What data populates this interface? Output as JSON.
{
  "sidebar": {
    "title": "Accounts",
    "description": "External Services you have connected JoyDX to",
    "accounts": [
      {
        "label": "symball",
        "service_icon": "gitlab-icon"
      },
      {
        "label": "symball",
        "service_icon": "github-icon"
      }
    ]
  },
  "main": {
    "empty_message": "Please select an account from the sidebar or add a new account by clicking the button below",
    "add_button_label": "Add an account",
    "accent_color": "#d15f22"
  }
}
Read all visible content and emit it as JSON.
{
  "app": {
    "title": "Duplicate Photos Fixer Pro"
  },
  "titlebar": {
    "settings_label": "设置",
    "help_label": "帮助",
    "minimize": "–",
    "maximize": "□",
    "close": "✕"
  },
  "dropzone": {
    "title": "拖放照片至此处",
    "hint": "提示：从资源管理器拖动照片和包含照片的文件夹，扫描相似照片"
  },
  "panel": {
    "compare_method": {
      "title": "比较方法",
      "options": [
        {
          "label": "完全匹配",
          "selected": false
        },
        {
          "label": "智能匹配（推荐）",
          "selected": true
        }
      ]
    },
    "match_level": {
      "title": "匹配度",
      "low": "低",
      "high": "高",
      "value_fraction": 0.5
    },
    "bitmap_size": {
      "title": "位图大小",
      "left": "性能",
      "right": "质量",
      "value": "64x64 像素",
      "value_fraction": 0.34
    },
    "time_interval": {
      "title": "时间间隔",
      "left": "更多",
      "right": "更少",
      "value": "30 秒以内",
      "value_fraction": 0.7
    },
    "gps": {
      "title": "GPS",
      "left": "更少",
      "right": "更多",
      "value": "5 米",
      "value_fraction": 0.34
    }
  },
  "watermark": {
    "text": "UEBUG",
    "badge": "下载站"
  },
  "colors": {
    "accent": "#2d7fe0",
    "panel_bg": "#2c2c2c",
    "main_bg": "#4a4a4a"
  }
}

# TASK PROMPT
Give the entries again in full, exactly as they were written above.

# OUTPUT OF THE TASK
What data populates this interface? Output as JSON.
{
  "sidebar": {
    "title": "Accounts",
    "description": "External Services you have connected JoyDX to",
    "accounts": [
      {
        "label": "symball",
        "service_icon": "gitlab-icon"
      },
      {
        "label": "symball",
        "service_icon": "github-icon"
      }
    ]
  },
  "main": {
    "empty_message": "Please select an account from the sidebar or add a new account by clicking the button below",
    "add_button_label": "Add an account",
    "accent_color": "#d15f22"
  }
}
Read all visible content and emit it as JSON.
{
  "app": {
    "title": "Duplicate Photos Fixer Pro"
  },
  "titlebar": {
    "settings_label": "设置",
    "help_label": "帮助",
    "minimize": "–",
    "maximize": "□",
    "close": "✕"
  },
  "dropzone": {
    "title": "拖放照片至此处",
    "hint": "提示：从资源管理器拖动照片和包含照片的文件夹，扫描相似照片"
  },
  "panel": {
    "compare_method": {
      "title": "比较方法",
      "options": [
        {
          "label": "完全匹配",
          "selected": false
        },
        {
          "label": "智能匹配（推荐）",
          "selected": true
        }
      ]
    },
    "match_level": {
      "title": "匹配度",
      "low": "低",
      "high": "高",
      "value_fraction": 0.5
    },
    "bitmap_size": {
      "title": "位图大小",
      "left": "性能",
      "right": "质量",
      "value": "64x64 像素",
      "value_fraction": 0.34
    },
    "time_interval": {
      "title": "时间间隔",
      "left": "更多",
      "right": "更少",
      "value": "30 秒以内",
      "value_fraction": 0.7
    },
    "gps": {
      "title": "GPS",
      "left": "更少",
      "right": "更多",
      "value": "5 米",
      "value_fraction": 0.34
    }
  },
  "watermark": {
    "text": "UEBUG",
    "badge": "下载站"
  },
  "colors": {
    "accent": "#2d7fe0",
    "panel_bg": "#2c2c2c",
    "main_bg": "#4a4a4a"
  }
}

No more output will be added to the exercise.